Guilford County staff in recent weeks has billed proposed changes to the county’s gun ordinances as very small tweaks meant only to enhance gun safety.

However, that didn’t quell the fears of some gun owners who came out to address the Guilford County Board of Commissioners at a public hearing during the board’s Thursday, Aug. 5 meeting.

The commissioners didn’t adopt any changes on August 5, but it looks very much like the Guilford County Board of Commissioners ­– over the objections of the two Republican commissioners – is going to approve some changes to the county’s gun laws in the coming months.

 County staff has drawn up recommended moves ­– like requiring berms behind target ranges in some instances and establishing a mandatory distance of 150 yards between shooters and dwellings, livestock and adjoining property.

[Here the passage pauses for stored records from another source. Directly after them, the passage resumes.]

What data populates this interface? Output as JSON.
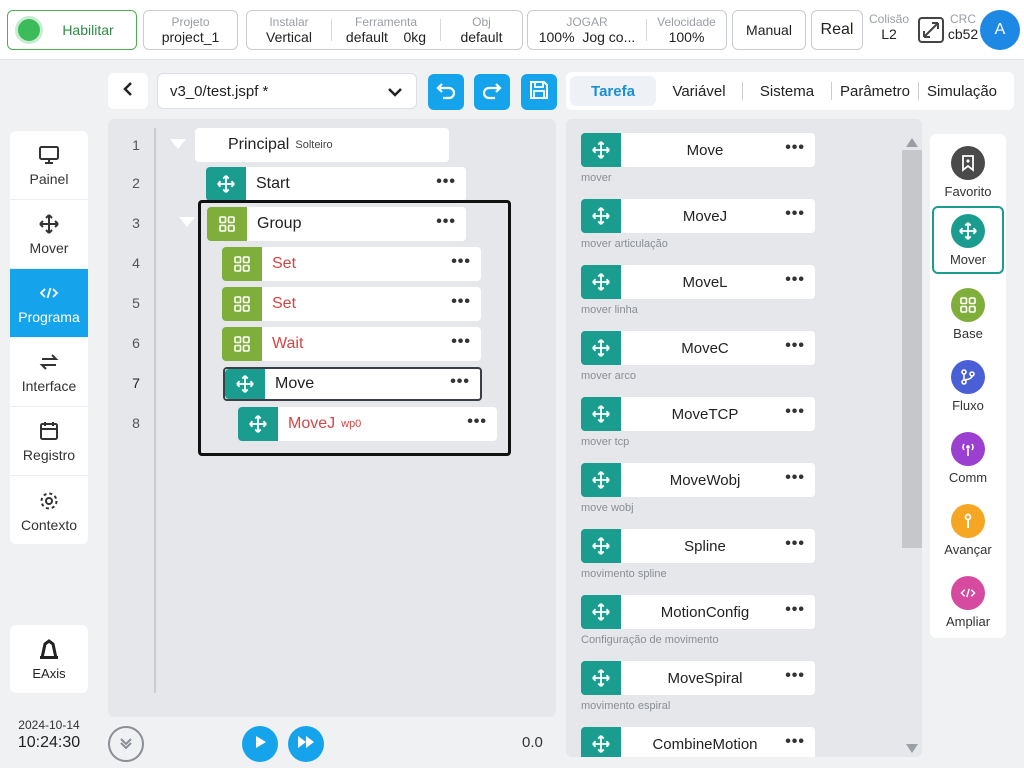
{
  "topbar": {
    "enable_label": "Habilitar",
    "project": {
      "caption": "Projeto",
      "value": "project_1"
    },
    "install": {
      "caption": "Instalar",
      "value": "Vertical"
    },
    "tool": {
      "caption": "Ferramenta",
      "value": "default",
      "weight": "0kg"
    },
    "obj": {
      "caption": "Obj",
      "value": "default"
    },
    "jog": {
      "caption": "JOGAR",
      "percent": "100%",
      "mode": "Jog co..."
    },
    "speed": {
      "caption": "Velocidade",
      "value": "100%"
    },
    "manual_label": "Manual",
    "real_label": "Real",
    "collision": {
      "caption": "Colisão",
      "value": "L2"
    },
    "crc": {
      "caption": "CRC",
      "value": "cb52"
    },
    "avatar_letter": "A"
  },
  "leftnav": {
    "items": [
      {
        "label": "Painel",
        "icon": "monitor-icon"
      },
      {
        "label": "Mover",
        "icon": "move-icon"
      },
      {
        "label": "Programa",
        "icon": "code-icon"
      },
      {
        "label": "Interface",
        "icon": "swap-icon"
      },
      {
        "label": "Registro",
        "icon": "calendar-icon"
      },
      {
        "label": "Contexto",
        "icon": "gear-icon"
      }
    ],
    "eaxis_label": "EAxis",
    "date": "2024-10-14",
    "time": "10:24:30"
  },
  "program": {
    "file_name": "v3_0/test.jspf *",
    "speed_value": "0.0",
    "line_numbers": [
      "1",
      "2",
      "3",
      "4",
      "5",
      "6",
      "7",
      "8"
    ],
    "nodes": [
      {
        "label": "Principal",
        "sub": "Solteiro"
      },
      {
        "label": "Start"
      },
      {
        "label": "Group"
      },
      {
        "label": "Set"
      },
      {
        "label": "Set"
      },
      {
        "label": "Wait"
      },
      {
        "label": "Move"
      },
      {
        "label": "MoveJ",
        "sub": "wp0"
      }
    ]
  },
  "tabs": [
    "Tarefa",
    "Variável",
    "Sistema",
    "Parâmetro",
    "Simulação"
  ],
  "commands": [
    {
      "label": "Move",
      "desc": "mover"
    },
    {
      "label": "MoveJ",
      "desc": "mover articulação"
    },
    {
      "label": "MoveL",
      "desc": "mover linha"
    },
    {
      "label": "MoveC",
      "desc": "mover arco"
    },
    {
      "label": "MoveTCP",
      "desc": "mover tcp"
    },
    {
      "label": "MoveWobj",
      "desc": "move wobj"
    },
    {
      "label": "Spline",
      "desc": "movimento spline"
    },
    {
      "label": "MotionConfig",
      "desc": "Configuração de movimento"
    },
    {
      "label": "MoveSpiral",
      "desc": "movimento espiral"
    },
    {
      "label": "CombineMotion",
      "desc": ""
    }
  ],
  "categories": [
    {
      "label": "Favorito",
      "color": "#4a4a4a"
    },
    {
      "label": "Mover",
      "color": "#1a9d8f"
    },
    {
      "label": "Base",
      "color": "#7fae3a"
    },
    {
      "label": "Fluxo",
      "color": "#4a5fd6"
    },
    {
      "label": "Comm",
      "color": "#9b3fd0"
    },
    {
      "label": "Avançar",
      "color": "#f5a623"
    },
    {
      "label": "Ampliar",
      "color": "#d64aa0"
    }
  ]
}
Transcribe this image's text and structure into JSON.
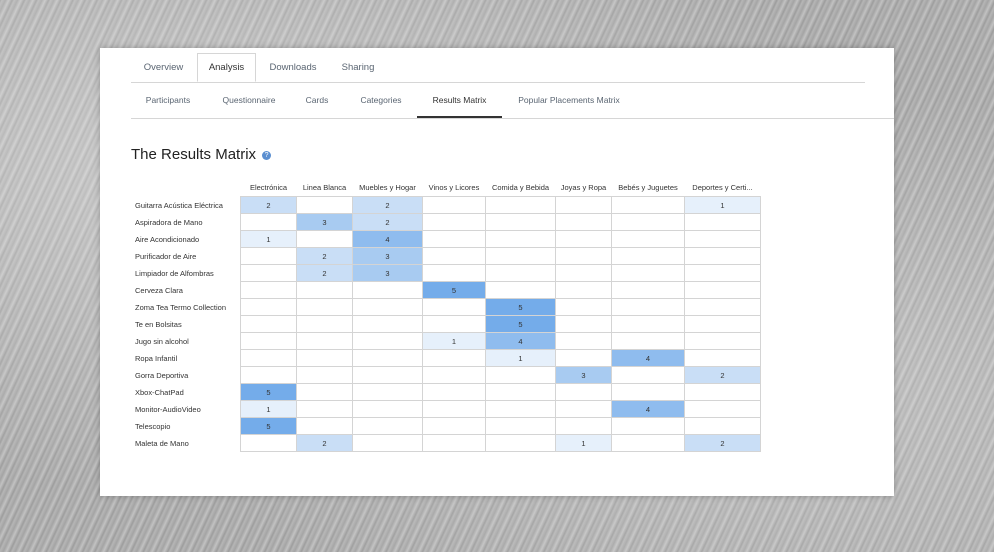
{
  "tabs": [
    "Overview",
    "Analysis",
    "Downloads",
    "Sharing"
  ],
  "active_tab": "Analysis",
  "subtabs": [
    "Participants",
    "Questionnaire",
    "Cards",
    "Categories",
    "Results Matrix",
    "Popular Placements Matrix"
  ],
  "active_subtab": "Results Matrix",
  "page_title": "The Results Matrix",
  "help_icon_glyph": "?",
  "colors": {
    "level1": "#e6f0fb",
    "level2": "#c9def6",
    "level3": "#a8cbf1",
    "level4": "#8fbcee",
    "level5": "#74acea"
  },
  "matrix": {
    "columns": [
      "Electrónica",
      "Linea Blanca",
      "Muebles y Hogar",
      "Vinos y Licores",
      "Comida y Bebida",
      "Joyas y Ropa",
      "Bebés y Juguetes",
      "Deportes y Certi..."
    ],
    "rows": [
      {
        "label": "Guitarra Acústica Eléctrica",
        "values": [
          2,
          null,
          2,
          null,
          null,
          null,
          null,
          1
        ]
      },
      {
        "label": "Aspiradora de Mano",
        "values": [
          null,
          3,
          2,
          null,
          null,
          null,
          null,
          null
        ]
      },
      {
        "label": "Aire Acondicionado",
        "values": [
          1,
          null,
          4,
          null,
          null,
          null,
          null,
          null
        ]
      },
      {
        "label": "Purificador de Aire",
        "values": [
          null,
          2,
          3,
          null,
          null,
          null,
          null,
          null
        ]
      },
      {
        "label": "Limpiador de Alfombras",
        "values": [
          null,
          2,
          3,
          null,
          null,
          null,
          null,
          null
        ]
      },
      {
        "label": "Cerveza Clara",
        "values": [
          null,
          null,
          null,
          5,
          null,
          null,
          null,
          null
        ]
      },
      {
        "label": "Zoma Tea Termo Collection",
        "values": [
          null,
          null,
          null,
          null,
          5,
          null,
          null,
          null
        ]
      },
      {
        "label": "Te en Bolsitas",
        "values": [
          null,
          null,
          null,
          null,
          5,
          null,
          null,
          null
        ]
      },
      {
        "label": "Jugo sin alcohol",
        "values": [
          null,
          null,
          null,
          1,
          4,
          null,
          null,
          null
        ]
      },
      {
        "label": "Ropa Infantil",
        "values": [
          null,
          null,
          null,
          null,
          1,
          null,
          4,
          null
        ]
      },
      {
        "label": "Gorra Deportiva",
        "values": [
          null,
          null,
          null,
          null,
          null,
          3,
          null,
          2
        ]
      },
      {
        "label": "Xbox-ChatPad",
        "values": [
          5,
          null,
          null,
          null,
          null,
          null,
          null,
          null
        ]
      },
      {
        "label": "Monitor-AudioVideo",
        "values": [
          1,
          null,
          null,
          null,
          null,
          null,
          4,
          null
        ]
      },
      {
        "label": "Telescopio",
        "values": [
          5,
          null,
          null,
          null,
          null,
          null,
          null,
          null
        ]
      },
      {
        "label": "Maleta de Mano",
        "values": [
          null,
          2,
          null,
          null,
          null,
          1,
          null,
          2
        ]
      }
    ]
  }
}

At the public hearing, the commissioners had too many speakers to hear from, and, at the end of it, Chairman of the Board of Commissioners Skip Alston told those who hadn’t had an opportunity to address the board that they could send their comments to the board in writing via email.

The discussion during and after the hearing – which, as expected, saw passionate speeches on both sides – was a lot broader than the discussion county officials have been having in recent weeks – ever since the board began exploring changes to the county’s gun ordinances. 

Some county property owners who are disturbed by constant gun use on adjoining property suggested new gun laws to limit the noise from gun use, restrict hours where shooting could be done and make other moves that go further than the county had suggested.

Commissioner Alan Perdue, who is the former emergency services director for Guilford County, said that a great number of people had guns and had bought guns in the past year and a half and he added that those people should have a great deal of familiarity with that weapon if they’re going to have to use it in a high-pressure situation with lives at stake.  Perdue said that meant that the gun owners needed a good deal of practice and therefore, he said, he was reluctant to limit the opportunities to practice.

Commissioner Justin Conrad stated at the meeting that this process of attempting to change the gun ordinances has been nothing short of crazy from the beginning.  Conrad pointed out that county legal staff already has changes drawn up, when, instead, Conrad said, the board should have heard first from the citizens and then drafted any potential new rules for consideration by the board. 

At the August 5 meeting, Conrad strongly maintained a position he’s made clear in the past: that state law already provides for gun safety, so the solution, if one is needed, is enforcing existing laws rather than the county writing up a set of new ones.